Domestic Violence Awareness Month happens in October, but every day of the year several thousands of people are experiencing harm in their relationships. Normally when people hear of domestic violence stories they think of a woman, scarred and bruised from being battered by a man. The image of a woman’s swollen face with a black eye and bloody lip is probably the first visual that forms in most minds when they imagine someone who has experienced domestic violence.
Yoga and its ties to mental health is a burgeoning area of discussion in the mental health field. The way I see it, yoga and psychology are like two roads that eventually converge into one: they both lead toward healthier, more joyful lives, but they originate from different places. My name is Julie Caramanico. I am a certified yoga instructor for adults and children with a master’s degree in Health Psychology. I teach trauma-informed yoga to adults (vinyasa style) and teach kids yoga for children with special needs. For the purposes of this blog, I will be conducting an interview with Jessica Pavelka, a psychotherapist and yoga teacher. We discussed how she uses yoga in therapy, and she offered her wisdom on utilizing yogic tools for two of the most common mental health concerns: depression and anxiety.
My belief in Jesus Christ has given me hope and opportunities beyond my wildest dreams. Growing up I was a nervous kid, fearful of having responsibilities that I was asked to perform, even simple ones. I thought I didn’t have the ability to complete the tasks. Even worse, I was often overlooked by authority figures to be given the duties in the first place. In my mind, they were confirming what I already believed to be true: I was too inadequate to take on responsibilities.
The body remembers. When I started practicing yoga, I felt really good.
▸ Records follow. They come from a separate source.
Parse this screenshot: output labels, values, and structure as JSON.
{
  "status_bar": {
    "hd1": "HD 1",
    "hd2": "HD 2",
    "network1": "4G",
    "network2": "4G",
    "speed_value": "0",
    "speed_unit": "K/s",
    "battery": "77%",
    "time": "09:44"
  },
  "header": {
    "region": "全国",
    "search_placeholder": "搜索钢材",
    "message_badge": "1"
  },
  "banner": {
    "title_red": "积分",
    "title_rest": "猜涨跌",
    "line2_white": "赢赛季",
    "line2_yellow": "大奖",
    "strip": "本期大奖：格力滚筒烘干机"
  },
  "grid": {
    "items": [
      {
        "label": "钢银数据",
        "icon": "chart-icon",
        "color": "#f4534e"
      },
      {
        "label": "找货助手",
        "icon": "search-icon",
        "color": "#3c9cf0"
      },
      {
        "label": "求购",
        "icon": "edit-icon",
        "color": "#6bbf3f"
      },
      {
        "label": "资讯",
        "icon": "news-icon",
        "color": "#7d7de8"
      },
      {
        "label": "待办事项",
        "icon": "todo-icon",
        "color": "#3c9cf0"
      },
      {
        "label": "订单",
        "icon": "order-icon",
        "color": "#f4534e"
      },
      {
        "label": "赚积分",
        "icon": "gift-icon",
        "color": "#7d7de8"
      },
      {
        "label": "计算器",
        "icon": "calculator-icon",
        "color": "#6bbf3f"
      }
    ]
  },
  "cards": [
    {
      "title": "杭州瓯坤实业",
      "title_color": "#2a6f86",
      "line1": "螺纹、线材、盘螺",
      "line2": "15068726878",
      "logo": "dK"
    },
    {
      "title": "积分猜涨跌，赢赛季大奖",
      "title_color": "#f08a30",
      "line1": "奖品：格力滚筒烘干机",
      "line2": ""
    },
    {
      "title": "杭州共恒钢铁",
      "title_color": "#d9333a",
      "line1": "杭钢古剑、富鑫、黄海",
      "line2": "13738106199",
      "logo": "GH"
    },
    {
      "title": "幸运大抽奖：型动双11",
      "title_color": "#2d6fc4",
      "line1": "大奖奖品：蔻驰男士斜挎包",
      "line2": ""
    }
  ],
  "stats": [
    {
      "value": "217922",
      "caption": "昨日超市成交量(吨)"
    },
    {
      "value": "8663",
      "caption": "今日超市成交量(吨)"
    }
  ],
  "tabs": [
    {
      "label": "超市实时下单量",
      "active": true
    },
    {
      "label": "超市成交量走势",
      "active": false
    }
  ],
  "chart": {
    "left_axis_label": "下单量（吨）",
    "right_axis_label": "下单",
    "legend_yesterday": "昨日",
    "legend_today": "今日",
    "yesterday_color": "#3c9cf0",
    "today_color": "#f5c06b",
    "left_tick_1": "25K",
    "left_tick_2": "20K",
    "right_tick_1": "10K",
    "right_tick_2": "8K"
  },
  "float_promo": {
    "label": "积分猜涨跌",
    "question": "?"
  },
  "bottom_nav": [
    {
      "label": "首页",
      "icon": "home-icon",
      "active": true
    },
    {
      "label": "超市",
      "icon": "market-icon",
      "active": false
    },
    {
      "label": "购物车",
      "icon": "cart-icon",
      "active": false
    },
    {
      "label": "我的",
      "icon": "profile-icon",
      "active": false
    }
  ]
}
Two years in, I became more dedicated to yoga and started doing a more intensive yoga practice (Ashtanga) for a few hours a day.